[Web page and app entries]
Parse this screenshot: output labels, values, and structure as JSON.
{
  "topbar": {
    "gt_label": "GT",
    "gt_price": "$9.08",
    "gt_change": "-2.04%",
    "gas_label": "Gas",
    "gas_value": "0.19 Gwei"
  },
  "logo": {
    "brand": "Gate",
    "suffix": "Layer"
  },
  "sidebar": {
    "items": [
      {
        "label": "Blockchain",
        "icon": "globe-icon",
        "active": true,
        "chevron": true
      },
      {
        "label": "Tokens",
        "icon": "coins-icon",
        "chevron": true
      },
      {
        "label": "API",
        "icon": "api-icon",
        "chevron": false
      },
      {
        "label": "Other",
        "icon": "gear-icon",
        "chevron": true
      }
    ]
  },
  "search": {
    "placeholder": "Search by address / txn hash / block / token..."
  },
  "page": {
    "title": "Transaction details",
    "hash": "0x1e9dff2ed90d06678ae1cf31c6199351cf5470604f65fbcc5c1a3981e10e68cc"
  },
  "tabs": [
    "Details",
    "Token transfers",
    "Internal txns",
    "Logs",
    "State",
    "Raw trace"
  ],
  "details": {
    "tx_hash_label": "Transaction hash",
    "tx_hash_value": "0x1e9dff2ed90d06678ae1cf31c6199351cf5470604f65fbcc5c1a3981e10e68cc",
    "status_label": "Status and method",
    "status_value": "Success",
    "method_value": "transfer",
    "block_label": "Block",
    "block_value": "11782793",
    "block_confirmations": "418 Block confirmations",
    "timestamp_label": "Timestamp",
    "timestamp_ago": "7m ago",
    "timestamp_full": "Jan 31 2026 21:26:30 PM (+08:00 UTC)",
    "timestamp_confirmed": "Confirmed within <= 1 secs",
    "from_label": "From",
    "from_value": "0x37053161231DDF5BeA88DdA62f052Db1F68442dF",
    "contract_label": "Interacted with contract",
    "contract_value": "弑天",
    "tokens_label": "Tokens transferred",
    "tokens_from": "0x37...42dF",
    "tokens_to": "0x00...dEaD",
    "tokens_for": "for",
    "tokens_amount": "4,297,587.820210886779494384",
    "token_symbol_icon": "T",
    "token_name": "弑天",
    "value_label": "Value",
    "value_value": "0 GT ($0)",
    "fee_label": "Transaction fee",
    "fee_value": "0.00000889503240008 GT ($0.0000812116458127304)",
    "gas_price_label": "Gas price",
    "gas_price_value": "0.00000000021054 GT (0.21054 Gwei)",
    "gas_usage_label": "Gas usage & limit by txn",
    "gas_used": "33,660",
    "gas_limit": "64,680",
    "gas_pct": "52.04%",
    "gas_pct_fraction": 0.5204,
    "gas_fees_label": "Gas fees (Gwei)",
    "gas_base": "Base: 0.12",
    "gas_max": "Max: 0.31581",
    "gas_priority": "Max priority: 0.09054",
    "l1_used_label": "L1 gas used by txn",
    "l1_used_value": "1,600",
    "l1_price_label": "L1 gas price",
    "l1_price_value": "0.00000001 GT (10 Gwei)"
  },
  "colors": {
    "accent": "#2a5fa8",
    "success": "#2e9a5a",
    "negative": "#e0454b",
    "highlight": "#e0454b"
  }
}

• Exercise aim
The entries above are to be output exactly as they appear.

• Response to the exercise
Parse this screenshot: output labels, values, and structure as JSON.
{
  "topbar": {
    "gt_label": "GT",
    "gt_price": "$9.08",
    "gt_change": "-2.04%",
    "gas_label": "Gas",
    "gas_value": "0.19 Gwei"
  },
  "logo": {
    "brand": "Gate",
    "suffix": "Layer"
  },
  "sidebar": {
    "items": [
      {
        "label": "Blockchain",
        "icon": "globe-icon",
        "active": true,
        "chevron": true
      },
      {
        "label": "Tokens",
        "icon": "coins-icon",
        "chevron": true
      },
      {
        "label": "API",
        "icon": "api-icon",
        "chevron": false
      },
      {
        "label": "Other",
        "icon": "gear-icon",
        "chevron": true
      }
    ]
  },
  "search": {
    "placeholder": "Search by address / txn hash / block / token..."
  },
  "page": {
    "title": "Transaction details",
    "hash": "0x1e9dff2ed90d06678ae1cf31c6199351cf5470604f65fbcc5c1a3981e10e68cc"
  },
  "tabs": [
    "Details",
    "Token transfers",
    "Internal txns",
    "Logs",
    "State",
    "Raw trace"
  ],
  "details": {
    "tx_hash_label": "Transaction hash",
    "tx_hash_value": "0x1e9dff2ed90d06678ae1cf31c6199351cf5470604f65fbcc5c1a3981e10e68cc",
    "status_label": "Status and method",
    "status_value": "Success",
    "method_value": "transfer",
    "block_label": "Block",
    "block_value": "11782793",
    "block_confirmations": "418 Block confirmations",
    "timestamp_label": "Timestamp",
    "timestamp_ago": "7m ago",
    "timestamp_full": "Jan 31 2026 21:26:30 PM (+08:00 UTC)",
    "timestamp_confirmed": "Confirmed within <= 1 secs",
    "from_label": "From",
    "from_value": "0x37053161231DDF5BeA88DdA62f052Db1F68442dF",
    "contract_label": "Interacted with contract",
    "contract_value": "弑天",
    "tokens_label": "Tokens transferred",
    "tokens_from": "0x37...42dF",
    "tokens_to": "0x00...dEaD",
    "tokens_for": "for",
    "tokens_amount": "4,297,587.820210886779494384",
    "token_symbol_icon": "T",
    "token_name": "弑天",
    "value_label": "Value",
    "value_value": "0 GT ($0)",
    "fee_label": "Transaction fee",
    "fee_value": "0.00000889503240008 GT ($0.0000812116458127304)",
    "gas_price_label": "Gas price",
    "gas_price_value": "0.00000000021054 GT (0.21054 Gwei)",
    "gas_usage_label": "Gas usage & limit by txn",
    "gas_used": "33,660",
    "gas_limit": "64,680",
    "gas_pct": "52.04%",
    "gas_pct_fraction": 0.5204,
    "gas_fees_label": "Gas fees (Gwei)",
    "gas_base": "Base: 0.12",
    "gas_max": "Max: 0.31581",
    "gas_priority": "Max priority: 0.09054",
    "l1_used_label": "L1 gas used by txn",
    "l1_used_value": "1,600",
    "l1_price_label": "L1 gas price",
    "l1_price_value": "0.00000001 GT (10 Gwei)"
  },
  "colors": {
    "accent": "#2a5fa8",
    "success": "#2e9a5a",
    "negative": "#e0454b",
    "highlight": "#e0454b"
  }
}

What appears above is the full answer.